Mr Tom Driberg: Does the hon. Gentleman know anything about the conditions of non-English-speaking workers from Hong Kong, many of whom are employed in Chinese restaurants in London? Is he aware that in some cases their pay and hours of work are appalling? As they do not speak English, they do not know what is the situation here and what are their rights.
Mr Tom Driberg: Does the Prime Minister recall the great concern shown by a former Prime Minister—Mr. Macmillan—when his attention was drawn to the forecasts by Edinburgh geneticists of the number of babies likely to be born blind or deformed as a result of tests up to that date? Will he say whether any similar research is being done officially here, or in conjunction with scientists in New Zealand and...
Mr Tom Driberg: Can the right hon. Gentleman say when, in the Government's opinion, autumn finishes? The matter is of wider consequence, as we have had no assurance that there will not be a winter Budget.
Mr Tom Driberg: To ask the Secretary of State for the Home Department if, in view of the Lord Chief Justice's recent direction to courts, he will give urgent consideration to what relief can be given in the case of Mr. P. Saint, of 39 Hurstbourne Gardens, Barking, who, having been found not guilty of an alleged offence, was ordered to pay £100 towards the costs of the prosecution.

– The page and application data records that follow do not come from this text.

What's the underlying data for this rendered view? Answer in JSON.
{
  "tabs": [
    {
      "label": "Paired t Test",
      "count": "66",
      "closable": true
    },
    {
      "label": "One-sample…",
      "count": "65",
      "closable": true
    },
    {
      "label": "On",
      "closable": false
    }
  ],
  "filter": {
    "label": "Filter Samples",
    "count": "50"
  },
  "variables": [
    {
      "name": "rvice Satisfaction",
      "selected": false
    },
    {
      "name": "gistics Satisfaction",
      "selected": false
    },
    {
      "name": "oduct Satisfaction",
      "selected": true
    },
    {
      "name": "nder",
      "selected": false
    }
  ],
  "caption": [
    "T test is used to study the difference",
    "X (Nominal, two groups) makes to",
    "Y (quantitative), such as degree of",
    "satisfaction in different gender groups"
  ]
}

Mr Tom Driberg: On a point of order, Mr. Speaker. I beg to give notice that I shall raise on the Adjournment the matter referred to in Question No. 24 if the answer I subsequently receive is not satisfactory.
Mr Tom Driberg: asked the Secretary of State for Foreign and Commonwealth Affairs at what time on Thursday 25th October 1973 he was officially informed of the United States forces' alert; and if he will seek to ensure that, in any comparable future situation, there will be full prior consultation between the United States administration and Her Majesty's Government.
Mr Tom Driberg: Since the right hon. Gentleman has now said that he was informed early in the morning of 25th October, will he say why he said, after his statement after Question time on 25th October, that he had no information at that moment? Does that mean that Dr. Kissinger had refused him information, or that Dr. Kissinger had said that the right hon. Gentleman should not tell Parliament anything about it?
Mr Tom Driberg: On a point of order, Mr. Speaker. The right hon. Gentleman asked me if I would read out a quotation from HANSARD. He said: I do not have the information at this moment."—[OFFICIAL REPORT, 28th October 1973; Vol. 861, c. 1481.]
Mr Tom Driberg: asked the Secretary of State for Social Services if he will reconsider his decision not to issue family allowances from the date of birth in respect of children born to unmarried parents, such children having been maintained since birth as members of the existing family of either parent.
Mr Tom Driberg: Since the Under-Secretary of State says that they are founded only on blood ties, why is it that adoptive parents can draw family allowances? If there are only relatively few cases of this kind, why should illegitimacy, as it is called, be penalised in a scheme designed to help all children except the first child? If it is necessary, can the law be amended?
Mr Tom Driberg: Why not to the birth date?